Then you revised and edited until you were ready to type the paper. If you were among the fortunate, you had a typewriter with a correction ribbon or had access to correction strips. If not, you got used to waiting for White Out to dry, lest you be forced to retype the entire page.

From this description, I hope you can see why I refer to this system as an architectural model. You gather raw material, shape the raw material into usable units of standardized sizes, then assemble them according to a kind of blueprint.

I suspect you can also see the sources of many of our current digital methods. To put it in the language of contemporary computing, you created a analog database of information that you had tagged with your own metadata by searching through sources that were tagged and sorted by generic metadata. The only differences here are that the database of information is stored on 3” x 5” cards rather than within spreadsheet cells, for example. 

So long as computers were fixed items — desktops located in labs or, for the well to do, on desks in offices or dorm rooms, this model persisted. With the coming of the portable computer, however, a change began to occur and writers shifted from this architectural model to an agricultural one without changing many of the underlying assumptions about how research and writing worked.


  1. Those exceptionally well prepared carried their index cards in small boxed that contained dividers with alphabetical tabs.
  2. I hasten to note that this is what we were taught to do. Not everyone did this, of course.
  3. What happens next depended on whether you were in a library with open stacks or closed stacks. In open stack libraries, you are able to go and get the book on your own. In closed stack libraries, you fill out a request slip, noting your table location, and then wait while the librarian retrieves the work in question. The closed stack model is, of course, still the norm in libraries’ Special Collections section.
  4. Some preferred to include the name of the author and title of the work. This could, however, become cramped if it bumped into the heading of the note if you placed it in one of the upper corners. For this reason, most people suggested placing this information on one of the lower corners of the card. I seem to recall using the lower right corner when I did this and placed the note’s location within the organizational outline in the lower left corner.
  5. Some continued to use notecards in this step. Each outline section was written on a card, which allowed them to be shuffled and moved around before they were cast in stone. 

Dr. Matthew M. DeForrest is a Professor of English and the Mott University Professor at Johnson C. Smith University.
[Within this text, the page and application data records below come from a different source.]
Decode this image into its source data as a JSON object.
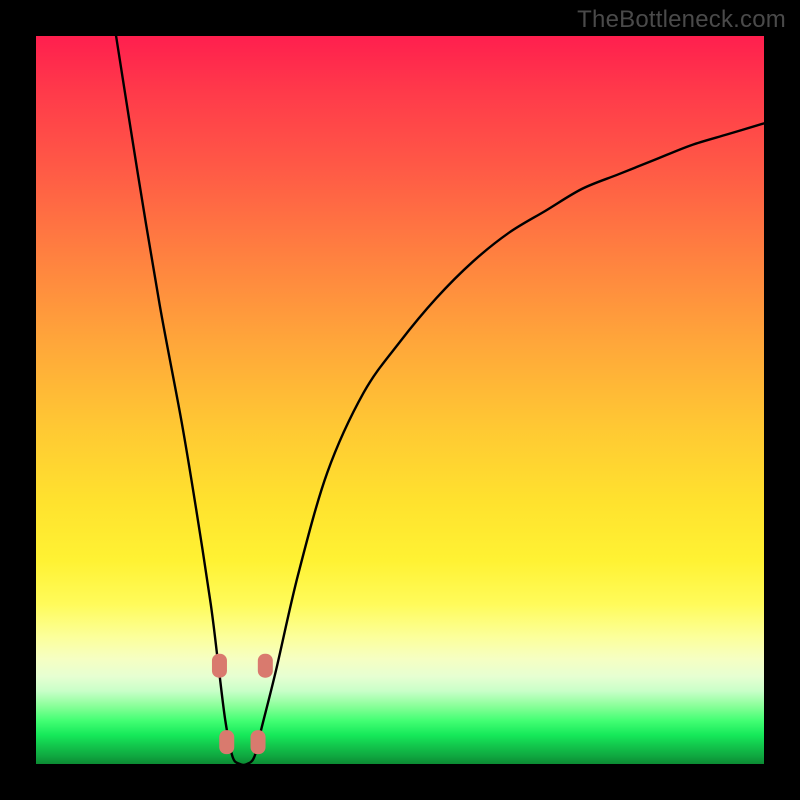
{
  "watermark": "TheBottleneck.com",
  "accent": {
    "marker_fill": "#d97a6e",
    "curve_stroke": "#000000"
  },
  "chart_data": {
    "type": "line",
    "title": "",
    "xlabel": "",
    "ylabel": "",
    "xlim": [
      0,
      100
    ],
    "ylim": [
      0,
      100
    ],
    "grid": false,
    "legend": false,
    "series": [
      {
        "name": "bottleneck-curve",
        "x": [
          11,
          14,
          17,
          20,
          22,
          24,
          25,
          26,
          27,
          28,
          29,
          30,
          31,
          33,
          36,
          40,
          45,
          50,
          55,
          60,
          65,
          70,
          75,
          80,
          85,
          90,
          95,
          100
        ],
        "values": [
          100,
          81,
          63,
          47,
          35,
          22,
          14,
          6,
          1,
          0,
          0,
          1,
          5,
          13,
          26,
          40,
          51,
          58,
          64,
          69,
          73,
          76,
          79,
          81,
          83,
          85,
          86.5,
          88
        ]
      }
    ],
    "markers": [
      {
        "x": 25.2,
        "y": 13.5
      },
      {
        "x": 31.5,
        "y": 13.5
      },
      {
        "x": 26.2,
        "y": 3.0
      },
      {
        "x": 30.5,
        "y": 3.0
      }
    ]
  }
}
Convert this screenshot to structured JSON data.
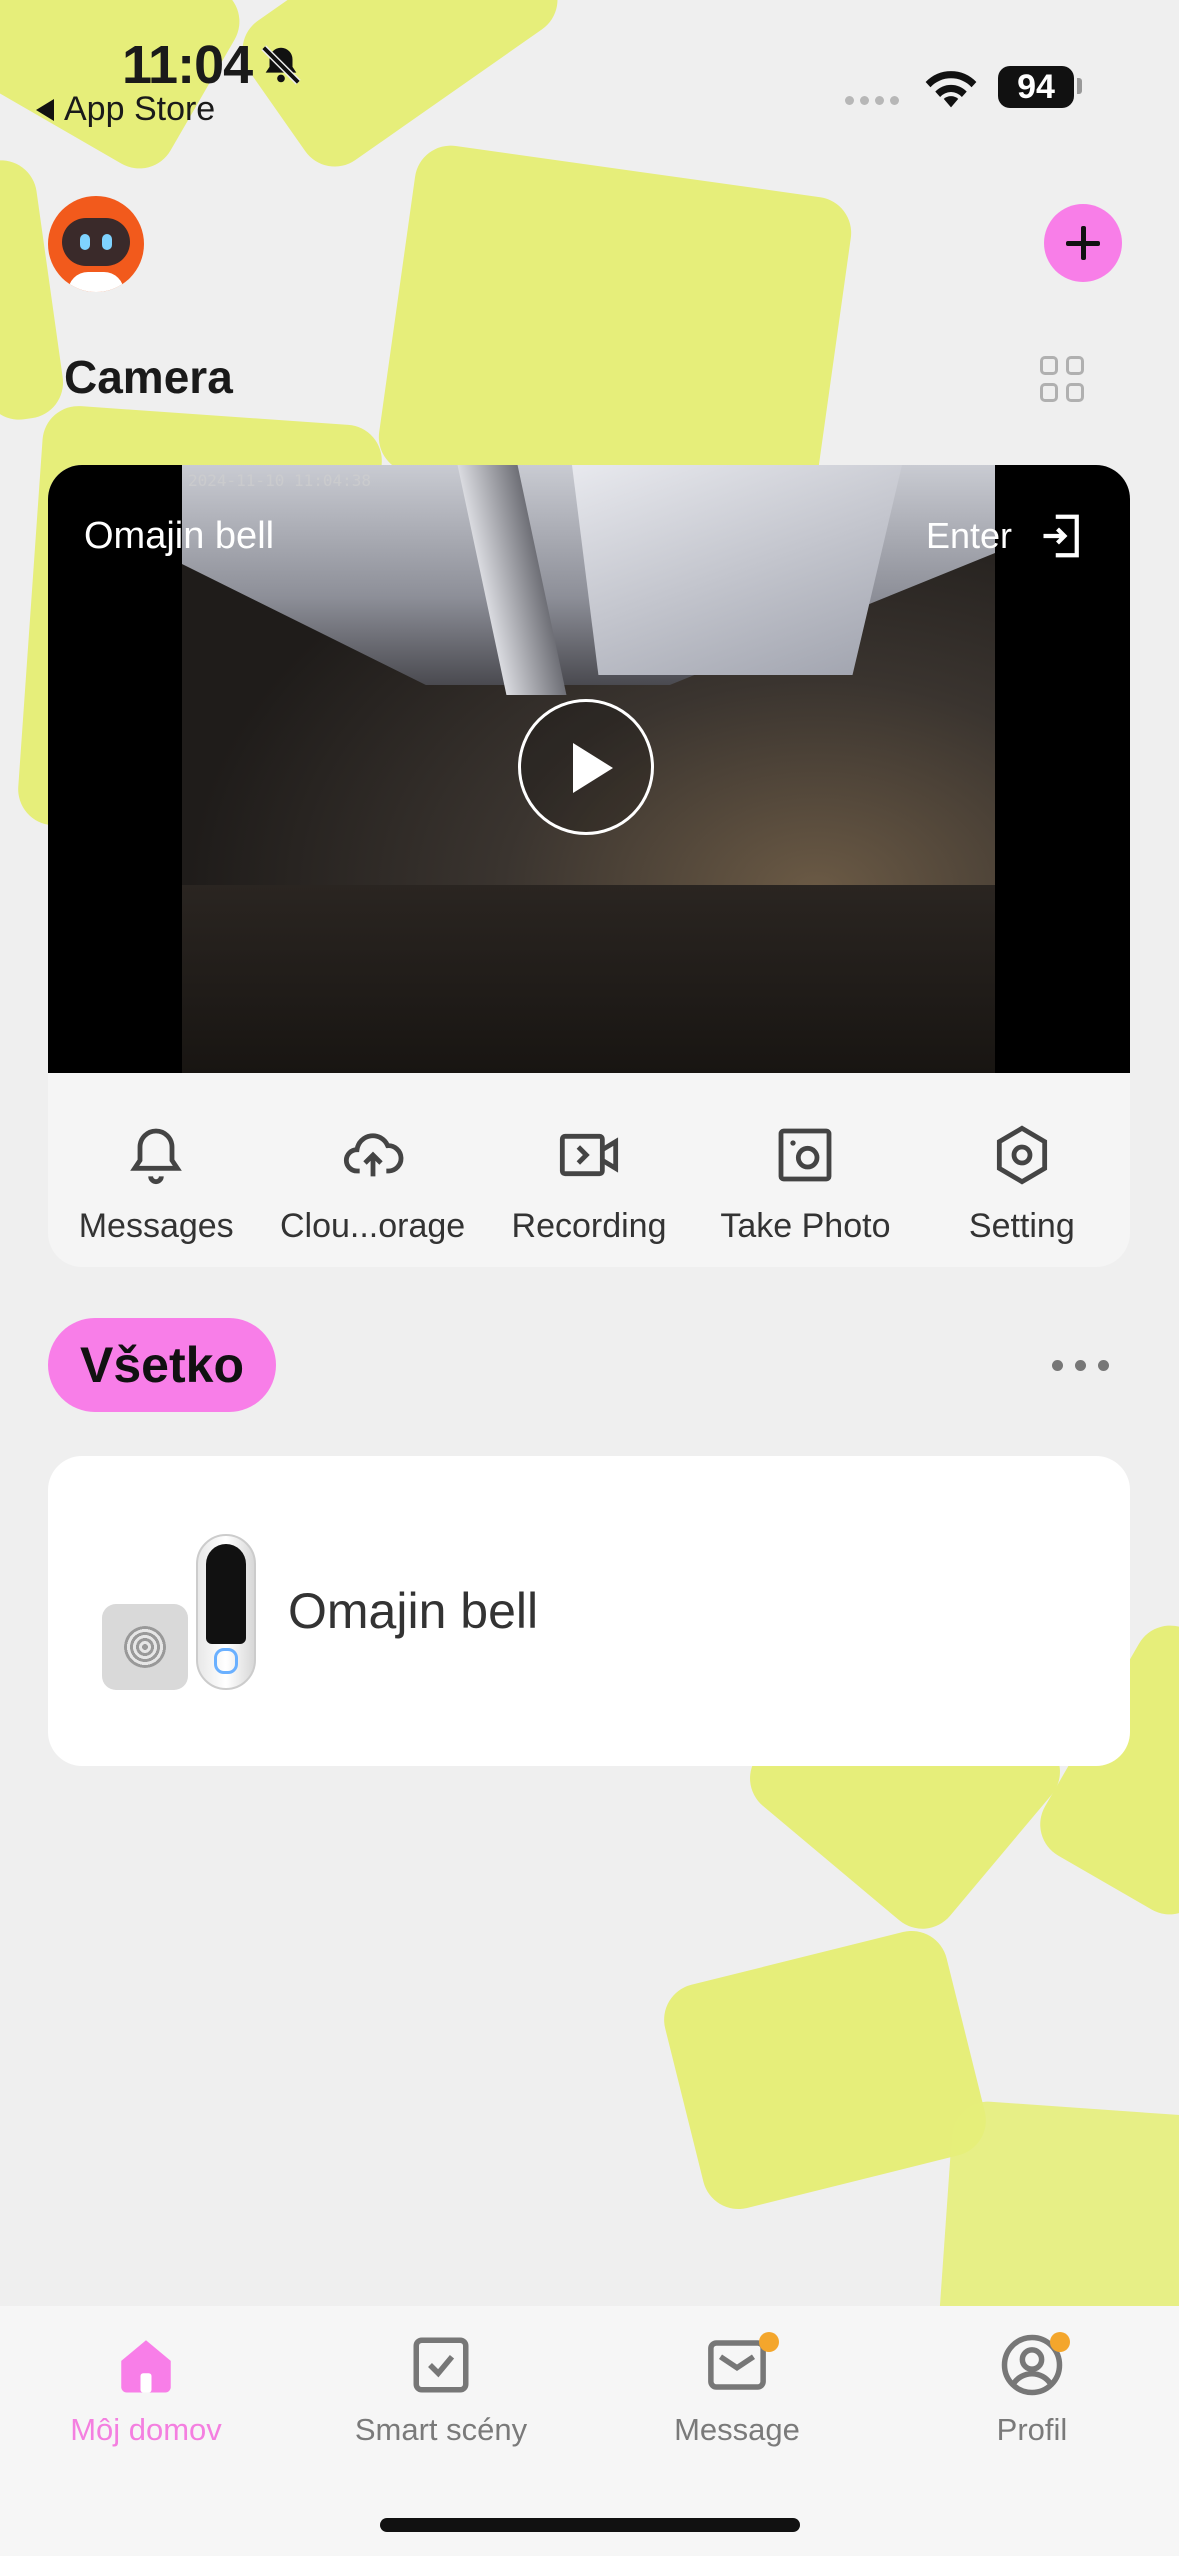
{
  "status_bar": {
    "time": "11:04",
    "back_label": "App Store",
    "battery": "94"
  },
  "header": {
    "section_title": "Camera"
  },
  "camera_card": {
    "camera_name": "Omajin bell",
    "enter_label": "Enter",
    "timestamp": "2024-11-10 11:04:38",
    "actions": [
      {
        "label": "Messages",
        "icon": "bell-icon"
      },
      {
        "label": "Clou...orage",
        "icon": "cloud-upload-icon"
      },
      {
        "label": "Recording",
        "icon": "video-record-icon"
      },
      {
        "label": "Take Photo",
        "icon": "camera-photo-icon"
      },
      {
        "label": "Setting",
        "icon": "hexagon-settings-icon"
      }
    ]
  },
  "filter": {
    "chip_label": "Všetko"
  },
  "devices": [
    {
      "name": "Omajin bell"
    }
  ],
  "tabbar": {
    "accent": "#f47fe0",
    "tabs": [
      {
        "label": "Môj domov",
        "icon": "home-icon",
        "active": true,
        "badge": false
      },
      {
        "label": "Smart scény",
        "icon": "checkbox-icon",
        "active": false,
        "badge": false
      },
      {
        "label": "Message",
        "icon": "mail-icon",
        "active": false,
        "badge": true
      },
      {
        "label": "Profil",
        "icon": "profile-icon",
        "active": false,
        "badge": true
      }
    ]
  }
}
The observations and opinions he expresses here are his own. You are very welcome to follow him on Twitter and can find his academic profile at